#### TASK TO COMPLETE
Read the listing and extract each line that includes the word "Course".
== INPUT FOR THIS TASK
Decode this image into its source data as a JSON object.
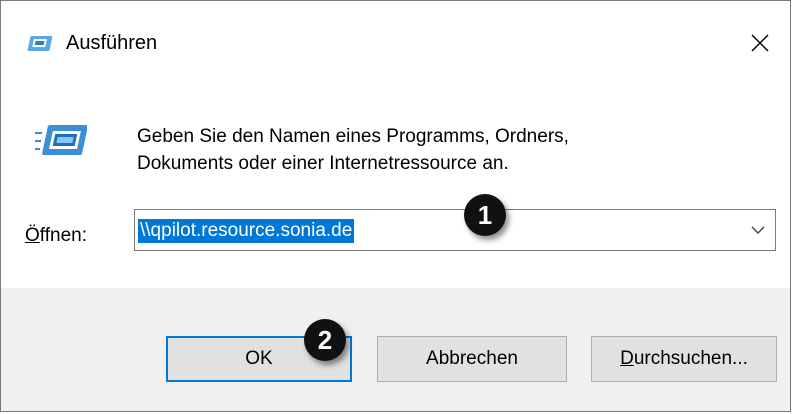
{
  "dialog": {
    "title": "Ausführen",
    "description_line1": "Geben Sie den Namen eines Programms, Ordners,",
    "description_line2": "Dokuments oder einer Internetressource an.",
    "open_label_accel": "Ö",
    "open_label_rest": "ffnen:",
    "open_value": "\\\\qpilot.resource.sonia.de",
    "buttons": {
      "ok": "OK",
      "cancel": "Abbrechen",
      "browse_accel": "D",
      "browse_rest": "urchsuchen..."
    }
  },
  "annotations": {
    "badge_1": "1",
    "badge_2": "2"
  },
  "icons": {
    "title_icon": "run-icon",
    "big_icon": "run-icon",
    "close": "close-icon",
    "combo_arrow": "chevron-down-icon"
  },
  "colors": {
    "selection": "#0078d7",
    "footer_bg": "#f0f0f0",
    "button_bg": "#e1e1e1",
    "default_button_border": "#0078d7",
    "badge": "#111111"
  }
}
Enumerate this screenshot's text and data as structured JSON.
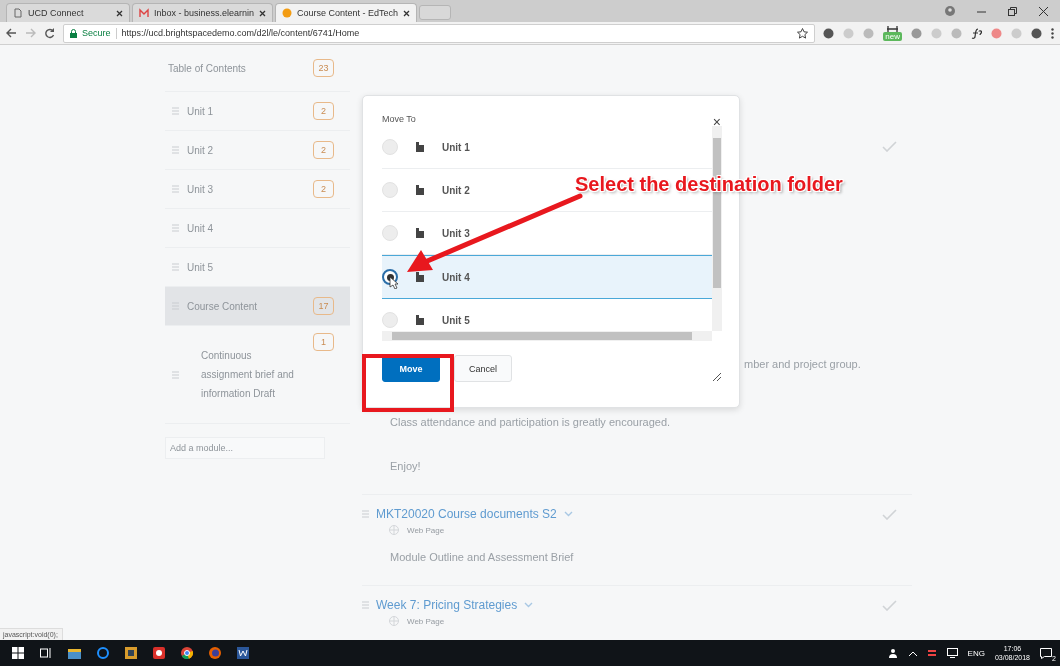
{
  "browser": {
    "tabs": [
      {
        "title": "UCD Connect",
        "selected": false
      },
      {
        "title": "Inbox - business.elearnin",
        "selected": false
      },
      {
        "title": "Course Content - EdTech",
        "selected": true
      }
    ],
    "secure_label": "Secure",
    "url": "https://ucd.brightspacedemo.com/d2l/le/content/6741/Home",
    "extension_badge": "new"
  },
  "sidebar": {
    "items": [
      {
        "kind": "heading",
        "label": "Table of Contents",
        "count": "23",
        "selected": false
      },
      {
        "kind": "module",
        "label": "Unit 1",
        "count": "2",
        "selected": false
      },
      {
        "kind": "module",
        "label": "Unit 2",
        "count": "2",
        "selected": false
      },
      {
        "kind": "module",
        "label": "Unit 3",
        "count": "2",
        "selected": false
      },
      {
        "kind": "module",
        "label": "Unit 4",
        "selected": false
      },
      {
        "kind": "module",
        "label": "Unit 5",
        "selected": false
      },
      {
        "kind": "module",
        "label": "Course Content",
        "count": "17",
        "selected": true
      },
      {
        "kind": "submodule",
        "label": "Continuous assignment brief and information Draft",
        "count": "1",
        "selected": false
      }
    ],
    "add_placeholder": "Add a module..."
  },
  "content": {
    "partial_text": "mber and project group.",
    "paragraphs": [
      "Class attendance and participation is greatly encouraged.",
      "Enjoy!"
    ],
    "topics": [
      {
        "title": "MKT20020 Course documents S2",
        "type": "Web Page",
        "description": "Module Outline and Assessment Brief"
      },
      {
        "title": "Week 7: Pricing Strategies",
        "type": "Web Page"
      }
    ]
  },
  "dialog": {
    "title": "Move To",
    "close": "×",
    "options": [
      {
        "label": "Unit 1",
        "selected": false
      },
      {
        "label": "Unit 2",
        "selected": false
      },
      {
        "label": "Unit 3",
        "selected": false
      },
      {
        "label": "Unit 4",
        "selected": true
      },
      {
        "label": "Unit 5",
        "selected": false
      }
    ],
    "buttons": [
      {
        "label": "Move",
        "kind": "primary"
      },
      {
        "label": "Cancel",
        "kind": "secondary"
      }
    ]
  },
  "annotation": {
    "text": "Select the destination folder"
  },
  "status_text": "javascript:void(0);",
  "taskbar": {
    "language": "ENG",
    "time": "17:06",
    "date": "03/08/2018",
    "notification_count": "2"
  }
}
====
#### RESULT BELOW
        "title": "Course Content - EdTech",
        "label": "Course Content",
        "title": "MKT20020 Course documents S2",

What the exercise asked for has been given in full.